Dietz, chief economist of the National Association of Homebuilders (NAHB) says the changes aren't solely the result of what has happened this year, but a continuing evolution of the market due to already existing factors. "Declining housing affordability in high-density markets were due to limited resale inventory and insufficient levels of home building. The impact of COVID-19 on prospective home buyer concerns and preferences have accelerated these changes." He says, for example, that the virus itself is creating a competitive disadvantage for residences that require an elevator or utilize a great deal of common space.
Dietz, writing in a column in Builder says some buyers are "voting with their feet", looking to purchase outside of urban areas because of a desire for more space and worries about congestion, but also due to "wariness" of city governance and taxes. At the same time, long commutes are not the downside they used to be. Research indicates that about 20 percent of the workforce will be able to spend the majority of their time working at home and about 10 percent will be allowed to totally telecommute. This will mean they can live anywhere with a reliable internet connection.
He says the shift is already becoming apparent with rents declining in high-density, low-affordability markets like New York and San Francisco. The declining demand for urban rentals may, as indicated by NAHB's Home Building Geography Index (HBGI), be hastening the expansion of home construction in low-density markets.
The second quarter HBGI shows the best performing economic region was small metro suburbs, which had an estimated growth rate in single-family construction of almost 3 percent, the only region that posted a year-over-year gain during the quarter. The worst performance was in the set of large metro urban core counties, which recorded an almost 17 percent year-over-year decline. Large metro suburbs and exurbs had decreases of just over and just under 9 percent, respectively, while small metro core counties, cities with populations under 1 million, shrunk by 6.o percent.
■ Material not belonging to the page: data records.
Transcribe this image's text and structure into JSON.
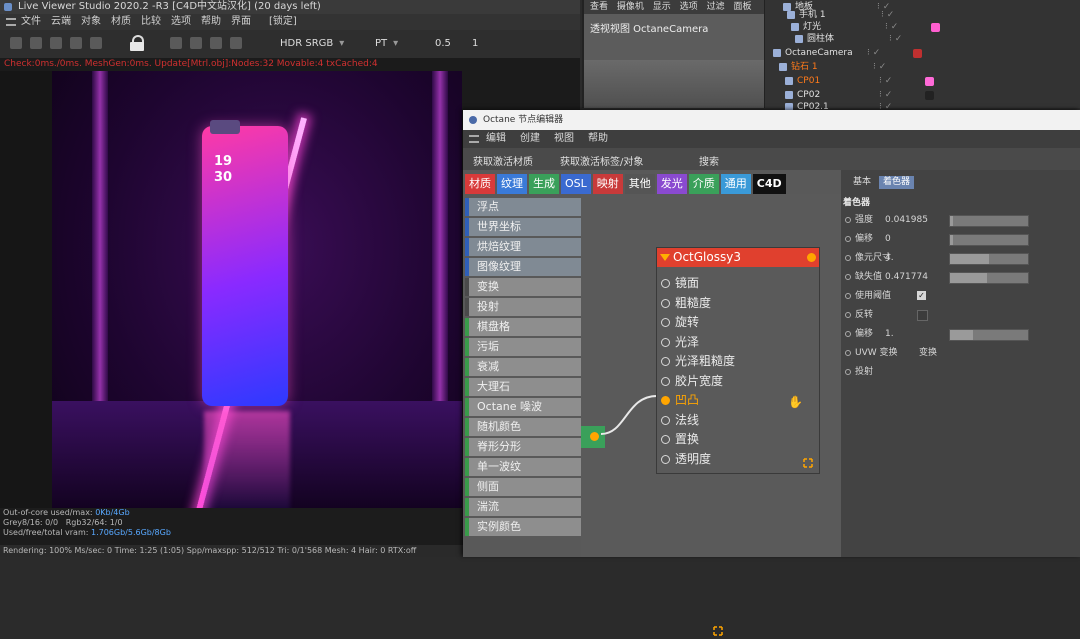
{
  "live_viewer": {
    "title": "Live Viewer Studio 2020.2 -R3 [C4D中文站汉化] (20 days left)",
    "menu": [
      "文件",
      "云端",
      "对象",
      "材质",
      "比较",
      "选项",
      "帮助",
      "界面",
      "[锁定]"
    ],
    "toolbar": {
      "color_mode": "HDR SRGB",
      "kernel": "PT",
      "value_a": "0.5",
      "value_b": "1"
    },
    "status_line": "Check:0ms./0ms. MeshGen:0ms. Update[Mtrl.obj]:Nodes:32 Movable:4 txCached:4",
    "phone_clock": [
      "19",
      "30"
    ],
    "footer": {
      "rows": [
        {
          "label": "Out-of-core used/max:",
          "value": "0Kb/4Gb"
        },
        {
          "label": "Grey8/16: 0/0",
          "value": "Rgb32/64: 1/0"
        },
        {
          "label": "Used/free/total vram:",
          "value": "1.706Gb/5.6Gb/8Gb"
        }
      ],
      "bar": "Rendering: 100%  Ms/sec: 0  Time: 1:25 (1:05)  Spp/maxspp: 512/512  Tri: 0/1'568  Mesh: 4  Hair: 0  RTX:off"
    }
  },
  "viewport": {
    "tabs": [
      "查看",
      "摄像机",
      "显示",
      "选项",
      "过滤",
      "面板"
    ],
    "camera_label": "透视视图 OctaneCamera"
  },
  "object_manager": {
    "rows": [
      {
        "label": "地板",
        "flags": "⁝ ✓",
        "highlight": false
      },
      {
        "label": "手机 1",
        "flags": "⁝ ✓",
        "highlight": false
      },
      {
        "label": "灯光",
        "flags": "⁝ ✓",
        "highlight": false
      },
      {
        "label": "圆柱体",
        "flags": "⁝ ✓",
        "highlight": false
      },
      {
        "label": "OctaneCamera",
        "flags": "⁝ ✓",
        "highlight": false
      },
      {
        "label": "钻石 1",
        "flags": "⁝ ✓",
        "highlight": true
      },
      {
        "label": "CP01",
        "flags": "⁝ ✓",
        "highlight": true
      },
      {
        "label": "CP02",
        "flags": "⁝ ✓",
        "highlight": false
      },
      {
        "label": "CP02.1",
        "flags": "⁝ ✓",
        "highlight": false
      }
    ]
  },
  "node_editor": {
    "title": "Octane 节点编辑器",
    "menu": [
      "编辑",
      "创建",
      "视图",
      "帮助"
    ],
    "tools": [
      "获取激活材质",
      "获取激活标签/对象",
      "搜索"
    ],
    "categories": [
      {
        "label": "材质",
        "color": "#d83a3a"
      },
      {
        "label": "纹理",
        "color": "#3a7ad8"
      },
      {
        "label": "生成",
        "color": "#3aa05a"
      },
      {
        "label": "OSL",
        "color": "#3a6ad0"
      },
      {
        "label": "映射",
        "color": "#c83a3a"
      },
      {
        "label": "其他",
        "color": "#555555"
      },
      {
        "label": "发光",
        "color": "#8a4ad0"
      },
      {
        "label": "介质",
        "color": "#3aa05a"
      },
      {
        "label": "通用",
        "color": "#3a9ad8"
      },
      {
        "label": "C4D",
        "color": "#111111"
      }
    ],
    "left_list": [
      {
        "label": "浮点",
        "group": "grp-a"
      },
      {
        "label": "世界坐标",
        "group": "grp-a"
      },
      {
        "label": "烘焙纹理",
        "group": "grp-a"
      },
      {
        "label": "图像纹理",
        "group": "grp-a"
      },
      {
        "label": "变换",
        "group": "grp-b"
      },
      {
        "label": "投射",
        "group": "grp-b"
      },
      {
        "label": "棋盘格",
        "group": "grp-c"
      },
      {
        "label": "污垢",
        "group": "grp-c"
      },
      {
        "label": "衰减",
        "group": "grp-c"
      },
      {
        "label": "大理石",
        "group": "grp-c"
      },
      {
        "label": "Octane 噪波",
        "group": "grp-c"
      },
      {
        "label": "随机颜色",
        "group": "grp-c"
      },
      {
        "label": "脊形分形",
        "group": "grp-c"
      },
      {
        "label": "单一波纹",
        "group": "grp-c"
      },
      {
        "label": "侧面",
        "group": "grp-c"
      },
      {
        "label": "湍流",
        "group": "grp-c"
      },
      {
        "label": "实例颜色",
        "group": "grp-c"
      }
    ],
    "node": {
      "title": "OctGlossy3",
      "ports": [
        {
          "label": "镜面",
          "active": false
        },
        {
          "label": "粗糙度",
          "active": false
        },
        {
          "label": "旋转",
          "active": false
        },
        {
          "label": "光泽",
          "active": false
        },
        {
          "label": "光泽粗糙度",
          "active": false
        },
        {
          "label": "胶片宽度",
          "active": false
        },
        {
          "label": "凹凸",
          "active": true
        },
        {
          "label": "法线",
          "active": false
        },
        {
          "label": "置换",
          "active": false
        },
        {
          "label": "透明度",
          "active": false
        }
      ]
    },
    "attributes": {
      "tabs": [
        "基本",
        "着色器"
      ],
      "active_tab": "着色器",
      "section": "着色器",
      "rows": [
        {
          "label": "强度",
          "value": "0.041985",
          "kind": "slider",
          "fill": 0.04
        },
        {
          "label": "偏移",
          "value": "0",
          "kind": "slider",
          "fill": 0.0
        },
        {
          "label": "像元尺寸",
          "value": "4.",
          "kind": "slider",
          "fill": 0.5
        },
        {
          "label": "缺失值",
          "value": "0.471774",
          "kind": "slider",
          "fill": 0.47
        },
        {
          "label": "使用阈值",
          "value": "✓",
          "kind": "check"
        },
        {
          "label": "反转",
          "value": "",
          "kind": "checkoff"
        },
        {
          "label": "偏移",
          "value": "1.",
          "kind": "slider",
          "fill": 0.3
        },
        {
          "label": "UVW 变换",
          "value": "变换",
          "kind": "text"
        },
        {
          "label": "投射",
          "value": "",
          "kind": "text"
        }
      ]
    }
  }
}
Dietz says the trend isn't limited to single-family construction. The multifamily sector fared better than expected in the first half of 2020, in part due to construction in outlying areas. While large metro areas host most apartment construction, the market share for multifamily permits for large metro cores and suburbs fell from 67 to 66 percent in the second quarter alone, a significant change as market shares tend to be stable over time.
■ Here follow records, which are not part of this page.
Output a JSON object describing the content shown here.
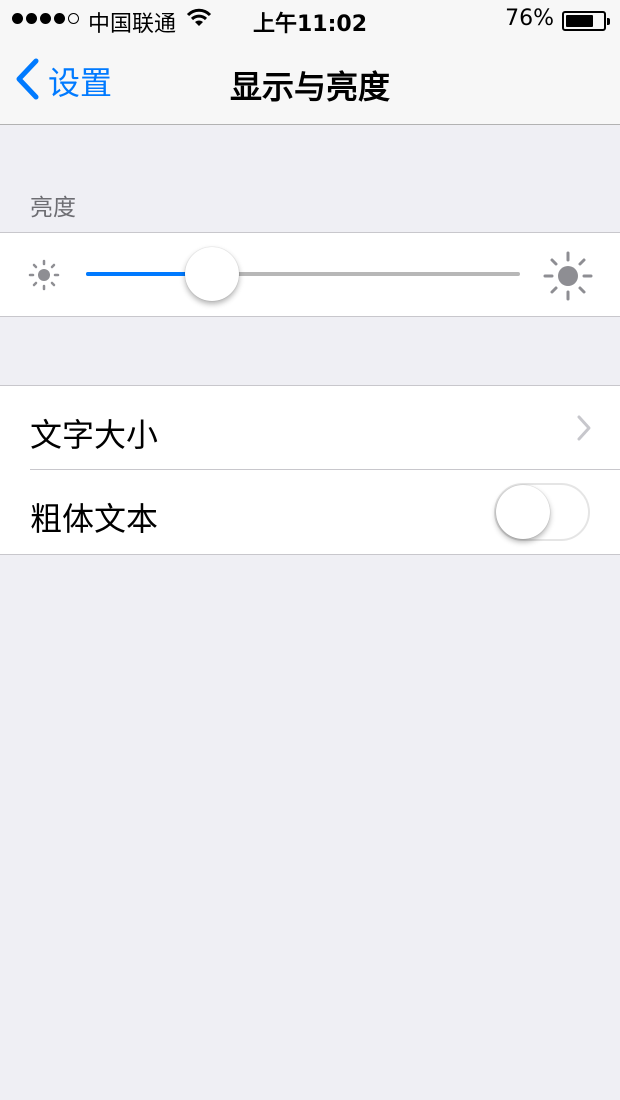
{
  "status_bar": {
    "carrier": "中国联通",
    "time": "上午11:02",
    "battery_percent": "76%",
    "battery_level": 0.76,
    "signal_bars_filled": 4,
    "signal_bars_total": 5
  },
  "nav": {
    "back_label": "设置",
    "title": "显示与亮度"
  },
  "brightness": {
    "section_title": "亮度",
    "level": 0.29
  },
  "text_settings": {
    "items": [
      {
        "label": "文字大小",
        "accessory": "chevron"
      },
      {
        "label": "粗体文本",
        "accessory": "toggle",
        "on": false
      }
    ]
  },
  "colors": {
    "accent": "#007aff",
    "background": "#efeff4",
    "separator": "#c8c7cc"
  },
  "icons": {
    "wifi": "wifi-icon",
    "back": "chevron-left-icon",
    "brightness_low": "sun-small-icon",
    "brightness_high": "sun-large-icon",
    "disclosure": "chevron-right-icon"
  }
}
He predicts that the introduction of a coronavirus vaccine will slow these changes and return some strength to urban core rental demand, but this recession will leave lasting impacts on where Americans live and work. "Single-family housing, townhouses, and garden-style multifamily units will prove to be more resilient during a public health crisis. In turn, these changes are boosting demand for new construction in lower-density markets."